“Taking control over other business operators through mergers or acquiring shares or assets is closely related to the fair market order. Controlling business operators’ concentrations is a key element of the anti-monopoly law, ” the meeting said.
China’s first anti-monopoly law took effect on 4th August, a milestone in its efforts to promote a fair competition market and crack down on monopolies.
The revised regulation will be announced and take effect after further revisions, the meeting said.
Garment exporters get long-awaited tax relief
China raised export tax rebates on textiles and garments by two percentage points recently, in a long-anticipated move to aid an industry hurt by the yuan’s appreciation and rising costs.
The rebates were raised to 13 per cent from 11 per cent, the State Administration of Taxation announced on its Website.
They were cut in July last year to help ease trade frictions with Western nations.
“Exporters need higher rebates, as many of them rely on the rebate to make a profit,” said Tian Hao, general manager of ShanghaiMart, which organises regular trade exhibitions for textiles and clothing businesses.
This came after a slowdown in China’s textiles and garments exports, which rose 11.11 per cent in value in the first half of 2008, against the nation’s overall export growth of 21.9 per cent in the same period.
Most textile firms have been unprofitable in the first five months of 2008, a trade chamber official said. The situation has forced the Ministry of Commerce to urge the Cabinet to rein in the yuan’s gains and boost export rebates.
Zhao Guangwang, a manager of Zhejiang-based Pinghu Yuechun Wool Sweater & Garments Company, which employs approximately 800 people and exports to the United States and Europe, said he had expected a rebate of 15 per cent, but he was happy to settle for 13 per cent.
“The government is doing what it should do,” Zhao said. “Still I worry that the benefits from the rebate rise will be erased in half a year with the yuan continuing to rise.”
The yuan climbed 0.33 per cent against the US dollar in July, the smallest monthly gain since March 2007.
It has appreciated 6.9 per cent so far this year, matching the full-year increase last year. Every percentage point gain in the yuan could affect sales margins by 1 to 4 per cent for garment exports, according to a China Merchants Securities (Hong Kong) report.
Even with higher rebates, the textile and garment industry has had to grapple with rising input prices and labour costs as well as the slowdown in international market demand.
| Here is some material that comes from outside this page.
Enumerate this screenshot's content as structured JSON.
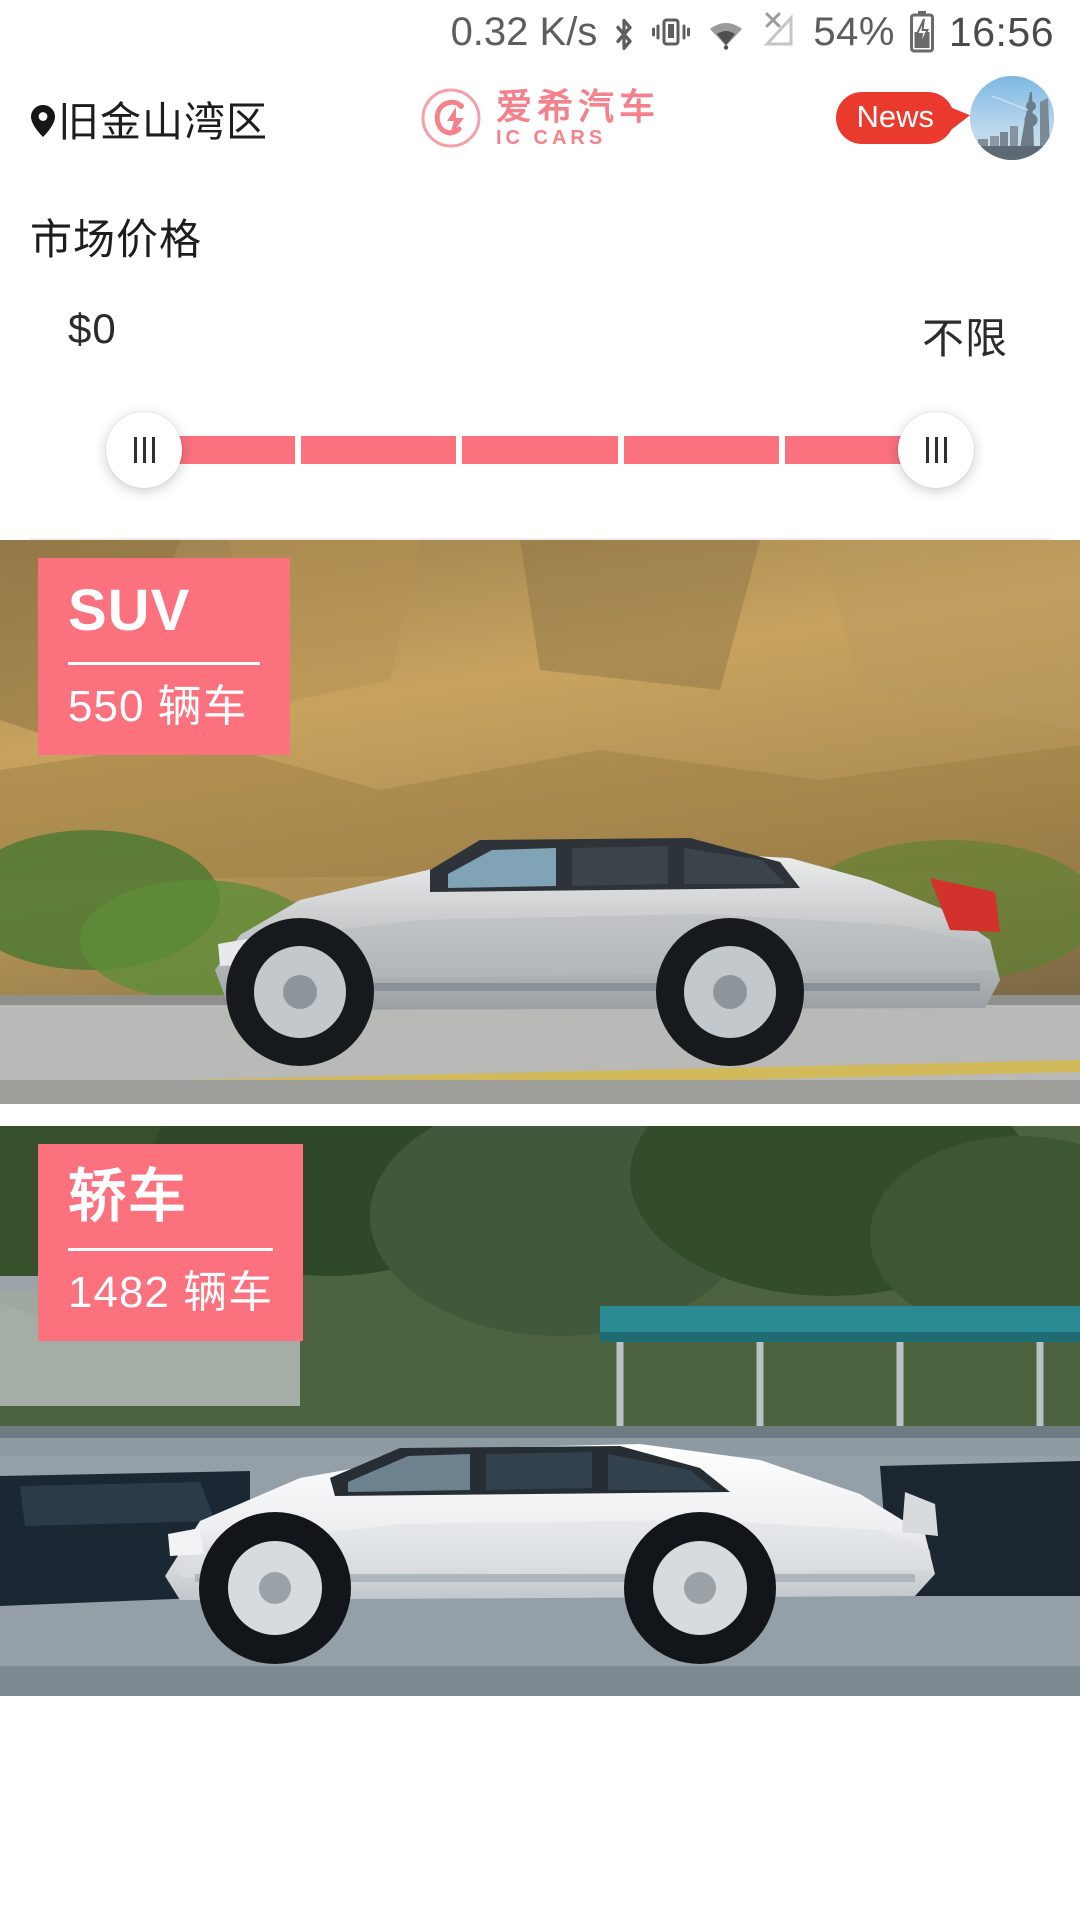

“Companies should increase efforts to expand home markets to avoid over competition in exports,” China Merchants said. “They also should use more non-US dollar settlements to avoid the risk of the dollar’s depreciation.”
Source: China Finance Net (Link no longer active)
Foreign investors may be eligible to invest in mineral resource exploration
China will encourage foreign investors with mineral resource exploration experience or mineral financing capabilities to invest in mineral resource exploration. China will also encourage foreign-invested mineral resource exploration enterprises to engage in exploration activities via cutting edge technologies.
The ‘Administrative Measures for Foreign-invested Mineral Exploration Enterprises’ (Measures), jointly released by China’s Ministry of Commerce (MOFCOM) and the Ministry of Land and Resources (MLR), will take effect on 20th August 2008.
The aforementioned enterprises must apply for and acquire geological exploration qualification certificates for exploration activities that correspond to their qualifications.
The Measures also stipulate that foreign investors planning to list on foreign markets with their mineral exploration achievements in China must file a record in written form to the MOFCOM and the MLR.